It’s time to pick the New York Yankees to finish fifth in the American League East — all the cool kids are doing it.
Sometimes cool kids do stupid things.
Sure, this isn’t a Yankees lineup many spoiled Yankees fans are used to seeing. The projected starting lineup might only have one — one —All-Star this season. That one All-Star, though, is Robinson Cano — maybe the second best player in baseball behind some guy named Mike Trout.
Over the past two seasons, Cano has four more wins above replacement over the next best second baseman according to FanGraphs, and is only .3 fWAR behind Miguel Cabrera when including all position players in that time frame.
If you’re building a lineup around one player, Cano isn’t a bad choice.
Of course, there are the injuries to other star players. Derek Jeter is most likely starting the season on the disabled list, and Mark Teixeira and Curtis Granderson are set to miss at least the first month of the season.
Those injuries, of course, are what is causing the most panic, but let’s put these in prospective. The Yankees might be better off missing Teixeira’s first month of the season. Last year in March/April, Teixeira put up a .244/.290/.395 triple slash line. That’s much closer to terrible than bad.
Actually, Teixeira hovered around bad all season, but was still worth 2.7 fWAR. It’s not a far stretch to imagine he can match that total again with a decent season when returning.
The Yankees are also getting discounted from their ability to hit home runs with this new lineup. The narrative goes that this lineup has been so reliant on home runs, yet has lost so many of the home runs from last year’s lineup that they’ll struggle to score runs.
Let’s put aside for now how oddly opposite this argument is to the one heard so often last year of the Yankees relying too heavily on the home run.

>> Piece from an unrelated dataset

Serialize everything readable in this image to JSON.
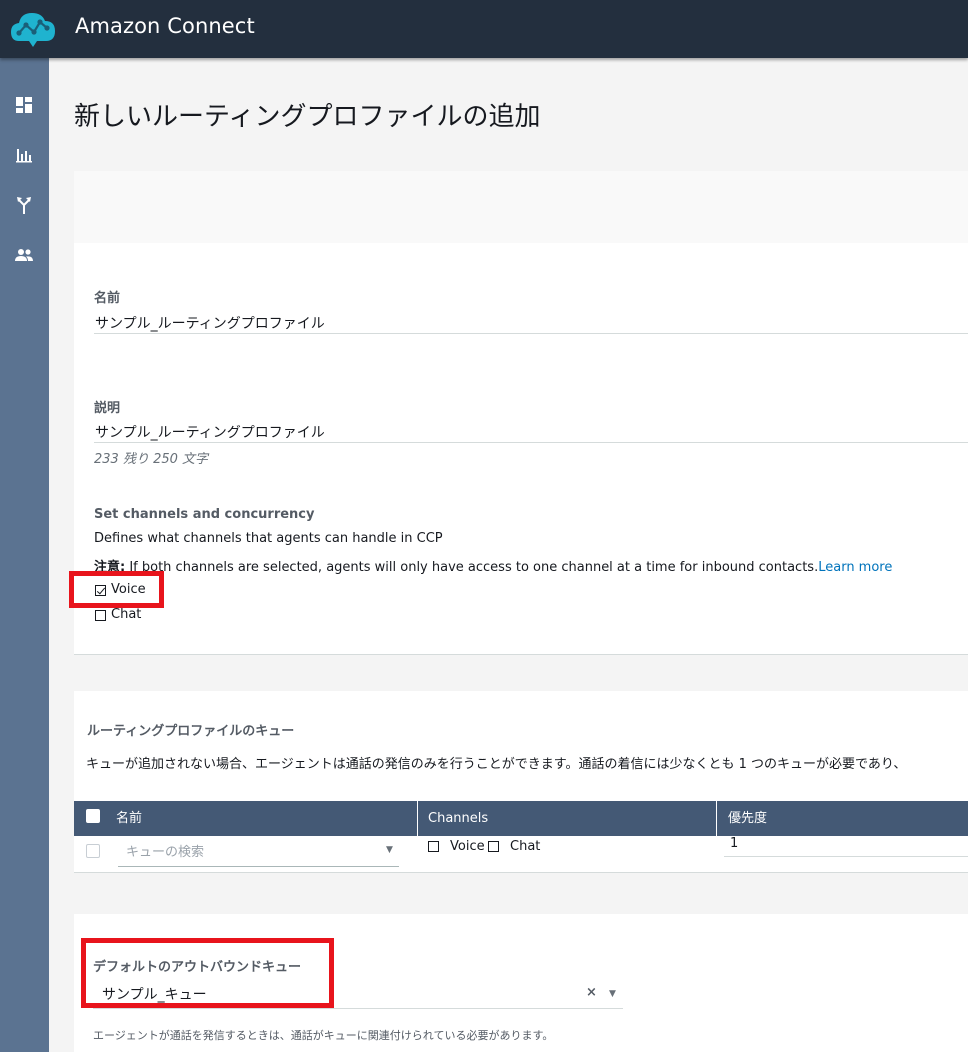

With the return of Brett Gardner to the top of the lineup and Ichiro Suzuki projected to follow, the Yankees have more speed at the top of order than they’ve had in years past.

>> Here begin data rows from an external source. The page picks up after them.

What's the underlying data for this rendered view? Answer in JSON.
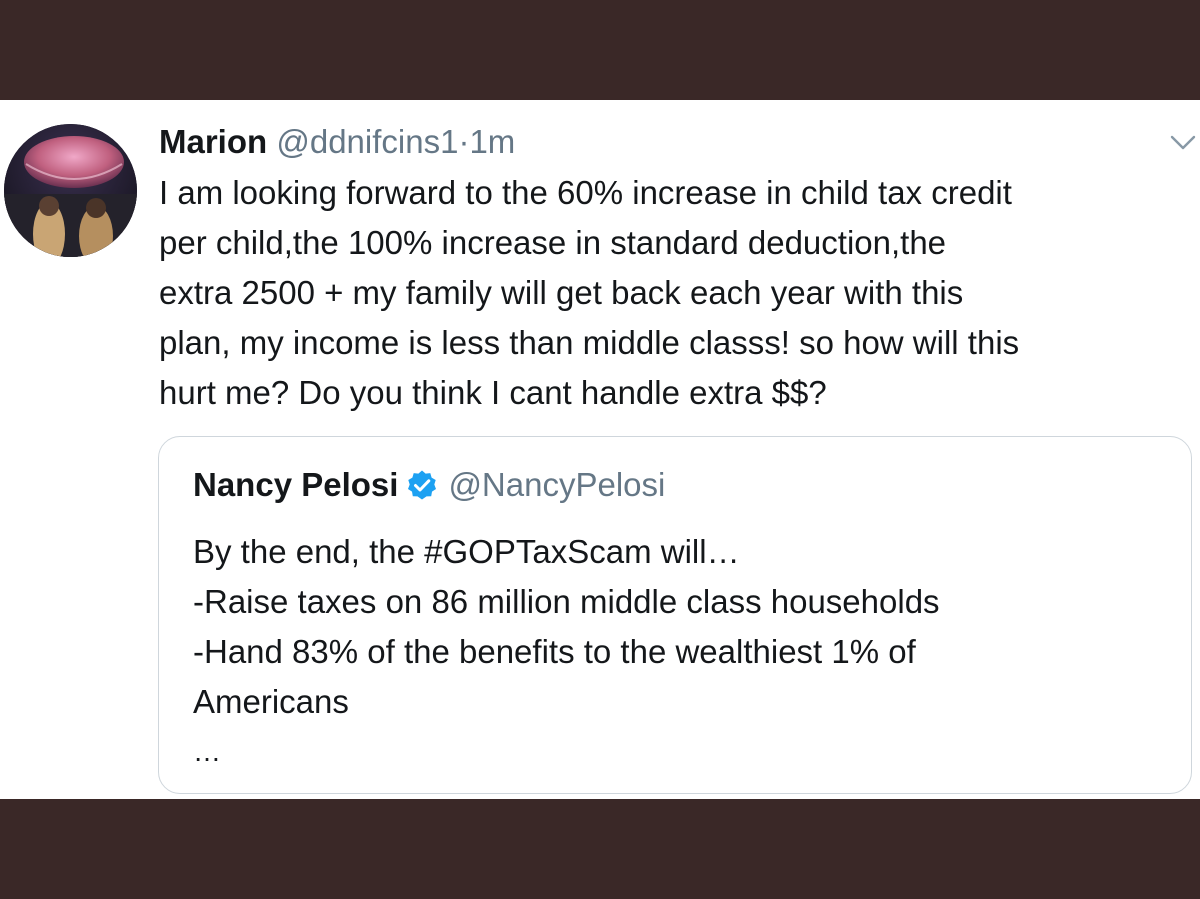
{
  "tweet": {
    "author_name": "Marion",
    "author_handle": "@ddnifcins1",
    "separator": "·",
    "time": "1m",
    "text_lines": [
      "I am looking forward to the 60% increase in child tax credit",
      "per child,the 100% increase in standard deduction,the",
      "extra 2500 + my family will get back each year with this",
      "plan, my income is less than middle classs! so how will this",
      "hurt me? Do you think I cant handle extra $$?"
    ]
  },
  "quoted_tweet": {
    "author_name": "Nancy Pelosi",
    "author_handle": "@NancyPelosi",
    "text_lines": [
      "By the end, the #GOPTaxScam will…",
      "-Raise taxes on 86 million middle class households",
      "-Hand 83% of the benefits to the wealthiest 1% of",
      "Americans"
    ],
    "truncation": "…"
  },
  "icons": {
    "avatar": "avatar-image",
    "caret": "chevron-down-icon",
    "verified": "verified-badge-icon"
  },
  "colors": {
    "frame_background": "#3a2827",
    "card_background": "#ffffff",
    "text_primary": "#14171a",
    "text_secondary": "#657786",
    "verified_blue": "#1da1f2",
    "quote_border": "#cfd6dc"
  }
}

Gardner and Ichiro, and to an extent Eduardo Nunez and possibly Melky Mesa (if he makes the team), are guys who can create runs on the bases. These are guys who can steal bases and score from first on a double in the gap — something not typically found in a Yankees lineup.
Even if the offense doesn’t score quite as many runs, they won’t be giving up as much either with their pitching. FanGraphs recently ranked the Yankees starting pitching fifth and bullpen third in the majors in their positional power rankings for 2013. It will be more surprising than not if both the starters and relievers are not ranked towards the top of the league in efficiency during the season.
The starting rotation has three pitchers who can throw 170 innings, two above-average back end guys in Ivan Nova and Phil Hughes (note: above-average back end guys and above-average pitchers are not the same thing), and a wild card in the possible return of Michael Pineda.
Add to that a defensive outfield — with the return of Granderson — that won’t let many fly balls drop, and this staff could even be better than projected.
The one thing to worry about is the possible sense of desperation in the front office. If the Yankees decide to make another panic move like the trade for Wells, they could be moving themselves into more trouble. Thankfully, at the moment I can’t think of a worse player to desperately trade for than Wells, so that may be behind them.
The Yankees won 95 games last season. This team didn’t lose 20 games worth of players. This team didn’t lose 15 games worth of players.
For those expecting the Yankees to finish under .500 or out of the division race, prepare to be disappointed. I’m not sure if this phrase has ever been said seriously before, but don’t sleep on the Yankees.
Follow Dan on Twitter @DanPizzuta